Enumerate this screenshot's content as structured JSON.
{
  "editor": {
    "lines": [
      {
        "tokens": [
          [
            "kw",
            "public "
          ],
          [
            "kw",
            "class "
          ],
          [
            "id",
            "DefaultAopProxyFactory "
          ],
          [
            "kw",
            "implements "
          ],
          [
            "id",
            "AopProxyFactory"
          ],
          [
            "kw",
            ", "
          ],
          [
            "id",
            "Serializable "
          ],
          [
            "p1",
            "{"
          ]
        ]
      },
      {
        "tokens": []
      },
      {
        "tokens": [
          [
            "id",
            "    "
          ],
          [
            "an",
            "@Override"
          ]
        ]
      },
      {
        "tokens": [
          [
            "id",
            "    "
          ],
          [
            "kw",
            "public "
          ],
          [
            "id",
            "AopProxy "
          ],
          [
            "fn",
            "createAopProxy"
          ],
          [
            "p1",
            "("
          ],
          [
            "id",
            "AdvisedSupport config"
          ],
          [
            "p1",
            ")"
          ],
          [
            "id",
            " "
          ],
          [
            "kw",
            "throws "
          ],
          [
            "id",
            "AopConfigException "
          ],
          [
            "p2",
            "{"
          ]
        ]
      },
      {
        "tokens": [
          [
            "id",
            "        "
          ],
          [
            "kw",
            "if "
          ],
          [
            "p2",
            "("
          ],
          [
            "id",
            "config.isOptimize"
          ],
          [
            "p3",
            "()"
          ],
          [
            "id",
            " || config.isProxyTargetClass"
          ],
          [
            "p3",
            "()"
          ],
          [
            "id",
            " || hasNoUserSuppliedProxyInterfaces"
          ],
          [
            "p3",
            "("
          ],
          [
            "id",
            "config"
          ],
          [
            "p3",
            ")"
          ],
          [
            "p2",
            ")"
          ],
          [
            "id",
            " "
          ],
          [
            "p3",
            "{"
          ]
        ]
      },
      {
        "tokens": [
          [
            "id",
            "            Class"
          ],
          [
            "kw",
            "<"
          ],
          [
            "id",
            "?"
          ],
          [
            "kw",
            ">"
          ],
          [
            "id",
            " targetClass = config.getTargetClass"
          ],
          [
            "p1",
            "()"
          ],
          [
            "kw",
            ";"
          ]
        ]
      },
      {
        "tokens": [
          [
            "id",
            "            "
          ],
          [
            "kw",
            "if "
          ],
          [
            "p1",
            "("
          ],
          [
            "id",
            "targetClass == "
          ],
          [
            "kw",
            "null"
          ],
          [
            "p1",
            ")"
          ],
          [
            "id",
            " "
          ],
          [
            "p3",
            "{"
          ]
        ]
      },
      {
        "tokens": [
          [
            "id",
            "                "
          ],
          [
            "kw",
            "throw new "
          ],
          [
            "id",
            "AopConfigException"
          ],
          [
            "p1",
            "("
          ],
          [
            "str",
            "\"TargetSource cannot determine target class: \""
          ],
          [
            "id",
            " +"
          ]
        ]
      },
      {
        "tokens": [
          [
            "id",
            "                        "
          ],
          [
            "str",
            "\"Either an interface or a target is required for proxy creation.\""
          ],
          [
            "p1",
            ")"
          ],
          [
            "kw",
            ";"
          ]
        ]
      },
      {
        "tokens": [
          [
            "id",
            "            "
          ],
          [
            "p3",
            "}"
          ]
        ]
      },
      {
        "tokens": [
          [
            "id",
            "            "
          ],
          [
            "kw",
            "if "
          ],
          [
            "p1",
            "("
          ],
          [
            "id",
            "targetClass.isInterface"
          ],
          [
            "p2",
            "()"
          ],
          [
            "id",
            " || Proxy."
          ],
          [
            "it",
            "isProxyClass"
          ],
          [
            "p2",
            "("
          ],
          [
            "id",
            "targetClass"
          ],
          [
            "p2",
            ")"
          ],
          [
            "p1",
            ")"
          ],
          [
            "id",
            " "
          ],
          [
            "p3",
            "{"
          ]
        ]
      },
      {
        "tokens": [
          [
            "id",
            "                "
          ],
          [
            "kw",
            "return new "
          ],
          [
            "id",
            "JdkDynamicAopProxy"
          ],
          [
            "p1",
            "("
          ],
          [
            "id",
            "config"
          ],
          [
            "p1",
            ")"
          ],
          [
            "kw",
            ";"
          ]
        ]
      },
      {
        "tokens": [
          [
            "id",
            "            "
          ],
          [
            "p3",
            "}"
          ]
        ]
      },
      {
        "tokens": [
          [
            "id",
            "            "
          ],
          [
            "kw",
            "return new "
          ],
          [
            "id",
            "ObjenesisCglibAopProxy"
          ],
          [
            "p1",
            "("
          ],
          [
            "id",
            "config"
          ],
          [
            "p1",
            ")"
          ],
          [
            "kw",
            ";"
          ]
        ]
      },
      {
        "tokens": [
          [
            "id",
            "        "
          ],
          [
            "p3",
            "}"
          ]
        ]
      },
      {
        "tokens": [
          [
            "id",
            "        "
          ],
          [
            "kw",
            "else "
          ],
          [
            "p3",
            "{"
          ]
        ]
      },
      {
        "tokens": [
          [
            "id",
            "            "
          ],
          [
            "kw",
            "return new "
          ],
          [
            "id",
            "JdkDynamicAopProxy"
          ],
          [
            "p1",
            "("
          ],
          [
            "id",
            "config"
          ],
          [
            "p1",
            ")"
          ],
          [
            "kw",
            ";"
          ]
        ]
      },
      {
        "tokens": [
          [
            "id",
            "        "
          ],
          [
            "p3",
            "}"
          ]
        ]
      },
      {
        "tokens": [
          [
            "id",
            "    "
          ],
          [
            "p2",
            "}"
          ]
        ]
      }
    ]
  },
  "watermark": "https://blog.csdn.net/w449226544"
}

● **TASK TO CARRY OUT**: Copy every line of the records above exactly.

● **ANSWER SECTION**:
Enumerate this screenshot's content as structured JSON.
{
  "editor": {
    "lines": [
      {
        "tokens": [
          [
            "kw",
            "public "
          ],
          [
            "kw",
            "class "
          ],
          [
            "id",
            "DefaultAopProxyFactory "
          ],
          [
            "kw",
            "implements "
          ],
          [
            "id",
            "AopProxyFactory"
          ],
          [
            "kw",
            ", "
          ],
          [
            "id",
            "Serializable "
          ],
          [
            "p1",
            "{"
          ]
        ]
      },
      {
        "tokens": []
      },
      {
        "tokens": [
          [
            "id",
            "    "
          ],
          [
            "an",
            "@Override"
          ]
        ]
      },
      {
        "tokens": [
          [
            "id",
            "    "
          ],
          [
            "kw",
            "public "
          ],
          [
            "id",
            "AopProxy "
          ],
          [
            "fn",
            "createAopProxy"
          ],
          [
            "p1",
            "("
          ],
          [
            "id",
            "AdvisedSupport config"
          ],
          [
            "p1",
            ")"
          ],
          [
            "id",
            " "
          ],
          [
            "kw",
            "throws "
          ],
          [
            "id",
            "AopConfigException "
          ],
          [
            "p2",
            "{"
          ]
        ]
      },
      {
        "tokens": [
          [
            "id",
            "        "
          ],
          [
            "kw",
            "if "
          ],
          [
            "p2",
            "("
          ],
          [
            "id",
            "config.isOptimize"
          ],
          [
            "p3",
            "()"
          ],
          [
            "id",
            " || config.isProxyTargetClass"
          ],
          [
            "p3",
            "()"
          ],
          [
            "id",
            " || hasNoUserSuppliedProxyInterfaces"
          ],
          [
            "p3",
            "("
          ],
          [
            "id",
            "config"
          ],
          [
            "p3",
            ")"
          ],
          [
            "p2",
            ")"
          ],
          [
            "id",
            " "
          ],
          [
            "p3",
            "{"
          ]
        ]
      },
      {
        "tokens": [
          [
            "id",
            "            Class"
          ],
          [
            "kw",
            "<"
          ],
          [
            "id",
            "?"
          ],
          [
            "kw",
            ">"
          ],
          [
            "id",
            " targetClass = config.getTargetClass"
          ],
          [
            "p1",
            "()"
          ],
          [
            "kw",
            ";"
          ]
        ]
      },
      {
        "tokens": [
          [
            "id",
            "            "
          ],
          [
            "kw",
            "if "
          ],
          [
            "p1",
            "("
          ],
          [
            "id",
            "targetClass == "
          ],
          [
            "kw",
            "null"
          ],
          [
            "p1",
            ")"
          ],
          [
            "id",
            " "
          ],
          [
            "p3",
            "{"
          ]
        ]
      },
      {
        "tokens": [
          [
            "id",
            "                "
          ],
          [
            "kw",
            "throw new "
          ],
          [
            "id",
            "AopConfigException"
          ],
          [
            "p1",
            "("
          ],
          [
            "str",
            "\"TargetSource cannot determine target class: \""
          ],
          [
            "id",
            " +"
          ]
        ]
      },
      {
        "tokens": [
          [
            "id",
            "                        "
          ],
          [
            "str",
            "\"Either an interface or a target is required for proxy creation.\""
          ],
          [
            "p1",
            ")"
          ],
          [
            "kw",
            ";"
          ]
        ]
      },
      {
        "tokens": [
          [
            "id",
            "            "
          ],
          [
            "p3",
            "}"
          ]
        ]
      },
      {
        "tokens": [
          [
            "id",
            "            "
          ],
          [
            "kw",
            "if "
          ],
          [
            "p1",
            "("
          ],
          [
            "id",
            "targetClass.isInterface"
          ],
          [
            "p2",
            "()"
          ],
          [
            "id",
            " || Proxy."
          ],
          [
            "it",
            "isProxyClass"
          ],
          [
            "p2",
            "("
          ],
          [
            "id",
            "targetClass"
          ],
          [
            "p2",
            ")"
          ],
          [
            "p1",
            ")"
          ],
          [
            "id",
            " "
          ],
          [
            "p3",
            "{"
          ]
        ]
      },
      {
        "tokens": [
          [
            "id",
            "                "
          ],
          [
            "kw",
            "return new "
          ],
          [
            "id",
            "JdkDynamicAopProxy"
          ],
          [
            "p1",
            "("
          ],
          [
            "id",
            "config"
          ],
          [
            "p1",
            ")"
          ],
          [
            "kw",
            ";"
          ]
        ]
      },
      {
        "tokens": [
          [
            "id",
            "            "
          ],
          [
            "p3",
            "}"
          ]
        ]
      },
      {
        "tokens": [
          [
            "id",
            "            "
          ],
          [
            "kw",
            "return new "
          ],
          [
            "id",
            "ObjenesisCglibAopProxy"
          ],
          [
            "p1",
            "("
          ],
          [
            "id",
            "config"
          ],
          [
            "p1",
            ")"
          ],
          [
            "kw",
            ";"
          ]
        ]
      },
      {
        "tokens": [
          [
            "id",
            "        "
          ],
          [
            "p3",
            "}"
          ]
        ]
      },
      {
        "tokens": [
          [
            "id",
            "        "
          ],
          [
            "kw",
            "else "
          ],
          [
            "p3",
            "{"
          ]
        ]
      },
      {
        "tokens": [
          [
            "id",
            "            "
          ],
          [
            "kw",
            "return new "
          ],
          [
            "id",
            "JdkDynamicAopProxy"
          ],
          [
            "p1",
            "("
          ],
          [
            "id",
            "config"
          ],
          [
            "p1",
            ")"
          ],
          [
            "kw",
            ";"
          ]
        ]
      },
      {
        "tokens": [
          [
            "id",
            "        "
          ],
          [
            "p3",
            "}"
          ]
        ]
      },
      {
        "tokens": [
          [
            "id",
            "    "
          ],
          [
            "p2",
            "}"
          ]
        ]
      }
    ]
  },
  "watermark": "https://blog.csdn.net/w449226544"
}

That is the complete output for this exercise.